Aim of the task:
Show every line below where "Your" can be found.

[Provided entries Boundary: Start]

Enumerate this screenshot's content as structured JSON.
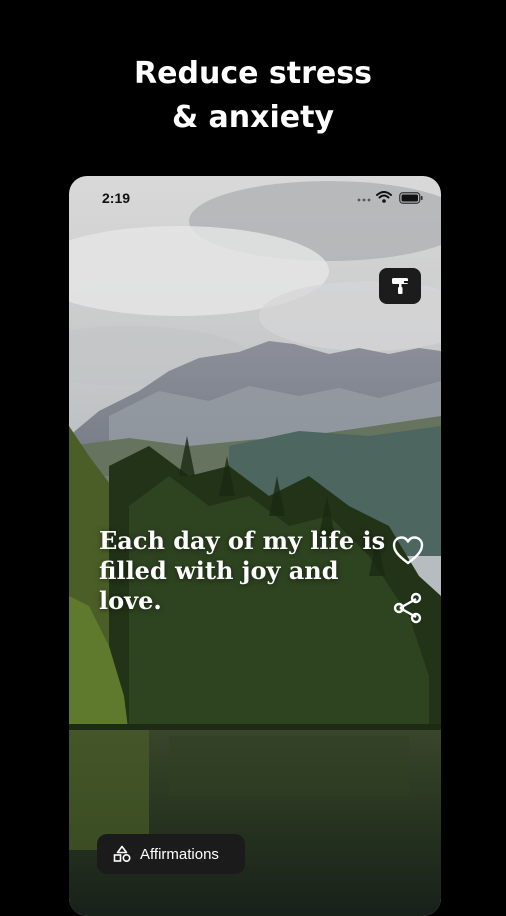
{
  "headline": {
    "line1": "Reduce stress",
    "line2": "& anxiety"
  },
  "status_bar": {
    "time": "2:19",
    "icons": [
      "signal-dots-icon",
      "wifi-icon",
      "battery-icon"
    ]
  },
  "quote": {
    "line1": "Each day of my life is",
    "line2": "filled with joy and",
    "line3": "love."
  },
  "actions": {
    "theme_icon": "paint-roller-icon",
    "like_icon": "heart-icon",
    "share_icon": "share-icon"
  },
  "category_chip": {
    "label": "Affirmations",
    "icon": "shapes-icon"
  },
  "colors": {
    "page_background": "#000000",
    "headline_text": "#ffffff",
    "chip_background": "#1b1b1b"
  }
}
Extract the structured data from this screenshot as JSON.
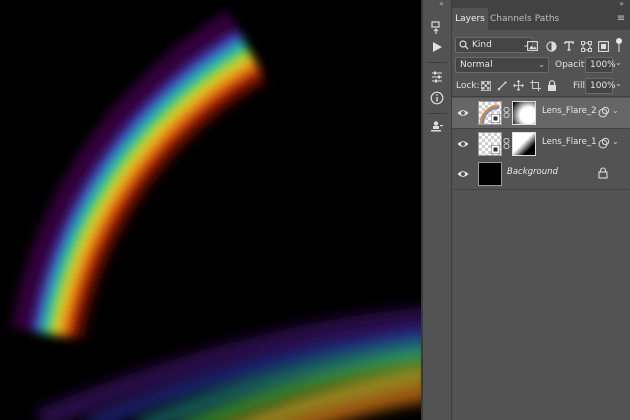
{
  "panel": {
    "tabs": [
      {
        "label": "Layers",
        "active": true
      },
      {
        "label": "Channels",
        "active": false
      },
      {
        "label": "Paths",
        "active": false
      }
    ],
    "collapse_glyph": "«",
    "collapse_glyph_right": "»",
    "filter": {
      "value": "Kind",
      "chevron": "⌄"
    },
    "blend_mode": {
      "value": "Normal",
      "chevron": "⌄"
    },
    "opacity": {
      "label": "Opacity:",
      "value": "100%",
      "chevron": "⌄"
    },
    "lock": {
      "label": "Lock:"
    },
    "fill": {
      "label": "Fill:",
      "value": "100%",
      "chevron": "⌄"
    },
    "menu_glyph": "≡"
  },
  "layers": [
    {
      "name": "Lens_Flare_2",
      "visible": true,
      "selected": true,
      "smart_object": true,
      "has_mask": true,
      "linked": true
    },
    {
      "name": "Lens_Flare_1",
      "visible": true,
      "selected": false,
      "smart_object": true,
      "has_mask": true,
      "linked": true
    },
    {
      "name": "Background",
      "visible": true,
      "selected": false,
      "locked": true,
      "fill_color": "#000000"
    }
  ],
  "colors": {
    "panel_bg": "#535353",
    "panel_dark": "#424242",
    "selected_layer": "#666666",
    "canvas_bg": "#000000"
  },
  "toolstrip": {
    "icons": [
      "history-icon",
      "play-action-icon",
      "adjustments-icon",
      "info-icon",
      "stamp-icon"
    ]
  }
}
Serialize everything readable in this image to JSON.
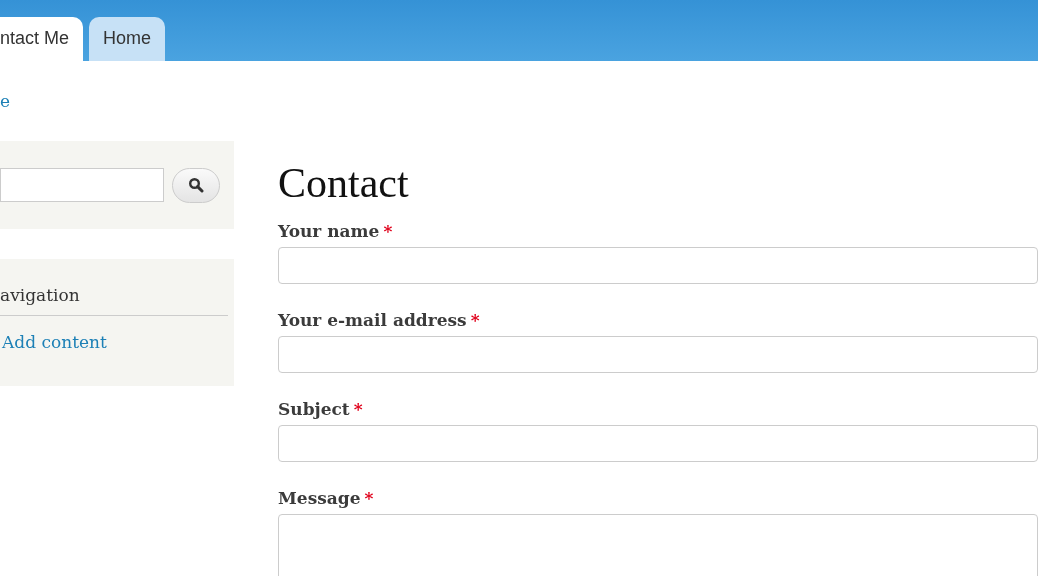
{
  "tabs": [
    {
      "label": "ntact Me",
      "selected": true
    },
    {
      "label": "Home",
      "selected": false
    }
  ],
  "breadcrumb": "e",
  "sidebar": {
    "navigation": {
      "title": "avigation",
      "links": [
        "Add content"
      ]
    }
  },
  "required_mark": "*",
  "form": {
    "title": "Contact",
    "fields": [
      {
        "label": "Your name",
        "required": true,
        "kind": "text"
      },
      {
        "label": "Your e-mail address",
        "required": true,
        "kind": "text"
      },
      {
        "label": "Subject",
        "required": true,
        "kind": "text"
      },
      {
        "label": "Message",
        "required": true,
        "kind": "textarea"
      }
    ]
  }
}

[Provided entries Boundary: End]

Result:
        "label": "Your name",
        "label": "Your e-mail address",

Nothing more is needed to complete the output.